In May, the NDU turned over a two-day national delegates’ conference to employers in order to “come up with concrete actions that the NDU, its delegates and members can take to turn around the fortunes of the manufacturing sector”. The conference opened with an address by the Manufacturing and Exporters Association CEO John Walley, while workshop sessions were conducted by the CEO of Textiles NZ and a representative from the Wood Processors Association. Underlining the unions’ promotion of economic nationalism, a session was given over to a “Make it Here” campaign promoted by the Green Party.
Lest the NDU delegates failed to get the message, a speaker from Work and Income was brought in to address the conference on “the range of initiatives for redundant workers available through that agency”.
The purpose of these deliberations soon became apparent. At the beginning of June, the NDU and Oamaru-based Summit Wool Spinners agreed to call for up to 30 new voluntary redundancies and a paid 8-day mill closure in response to a further downturn in the international wool yarn spinning industry. The agreement came on top of almost 50 redundancies and short weeks negotiated from late March, including the government’s 9-day fortnight scheme which had been touted by the unions as a “job saving” measure. The NDU boasted that the deal was “humane”, compared with what it called a more “traditional corporate approach”--confirming its key role in facilitating the attacks on jobs, wages and conditions.
The move by the NDU to position itself as the accomplice of manufacturing sector employers and flag-bearer for the National government’s 9-day working fortnight exposes the rightward shift of an entire layer of the New Zealand “left”. The NDU’s two leading figures are Reid, a prominent former member of the “left-wing” Alliance and now defunct pro-Stalinist Workers Communist League, and national secretary Laila Harre, a former Alliance MP and women’s affairs minister in the 1999 - 2002 Labour-Alliance government.
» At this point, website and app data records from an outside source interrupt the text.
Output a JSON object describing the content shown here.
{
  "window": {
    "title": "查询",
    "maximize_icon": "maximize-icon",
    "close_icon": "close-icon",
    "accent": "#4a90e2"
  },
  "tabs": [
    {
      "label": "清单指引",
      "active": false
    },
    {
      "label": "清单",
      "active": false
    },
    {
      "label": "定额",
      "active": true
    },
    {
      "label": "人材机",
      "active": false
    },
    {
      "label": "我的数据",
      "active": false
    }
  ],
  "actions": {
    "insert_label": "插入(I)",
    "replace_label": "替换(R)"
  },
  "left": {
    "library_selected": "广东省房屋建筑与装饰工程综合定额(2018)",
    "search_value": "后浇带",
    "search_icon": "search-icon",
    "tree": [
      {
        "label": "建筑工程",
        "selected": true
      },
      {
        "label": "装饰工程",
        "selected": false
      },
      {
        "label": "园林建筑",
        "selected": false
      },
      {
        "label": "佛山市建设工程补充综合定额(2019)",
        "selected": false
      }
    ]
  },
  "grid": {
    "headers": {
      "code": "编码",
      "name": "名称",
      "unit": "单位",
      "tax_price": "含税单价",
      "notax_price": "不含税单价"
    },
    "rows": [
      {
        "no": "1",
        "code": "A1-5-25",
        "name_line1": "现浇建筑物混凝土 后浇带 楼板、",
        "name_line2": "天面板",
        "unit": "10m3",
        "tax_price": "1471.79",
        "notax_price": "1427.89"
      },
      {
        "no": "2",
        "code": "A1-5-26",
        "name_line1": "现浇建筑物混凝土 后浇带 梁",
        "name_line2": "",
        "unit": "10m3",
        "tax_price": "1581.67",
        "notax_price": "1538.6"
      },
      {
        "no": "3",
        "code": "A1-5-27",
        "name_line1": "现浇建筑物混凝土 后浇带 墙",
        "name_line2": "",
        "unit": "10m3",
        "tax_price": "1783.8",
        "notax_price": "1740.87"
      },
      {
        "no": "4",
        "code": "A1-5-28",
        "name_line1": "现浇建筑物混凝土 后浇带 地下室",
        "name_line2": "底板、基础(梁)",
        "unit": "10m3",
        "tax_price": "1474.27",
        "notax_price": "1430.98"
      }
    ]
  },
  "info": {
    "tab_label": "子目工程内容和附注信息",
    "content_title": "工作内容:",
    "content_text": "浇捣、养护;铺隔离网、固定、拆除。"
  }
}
Harre last week announced she was resigning from her NDU position in order to become human resources manager at the Auckland “super city” council, which is currently in formation—completing her transition from “left” pretender to employers’ hired gun. One of Harre’s first tasks will undoubtedly be to sack many of the 6,800 workers whose existing positions will be declared surplus to requirements following the amalgamation of the six existing local authorities into one.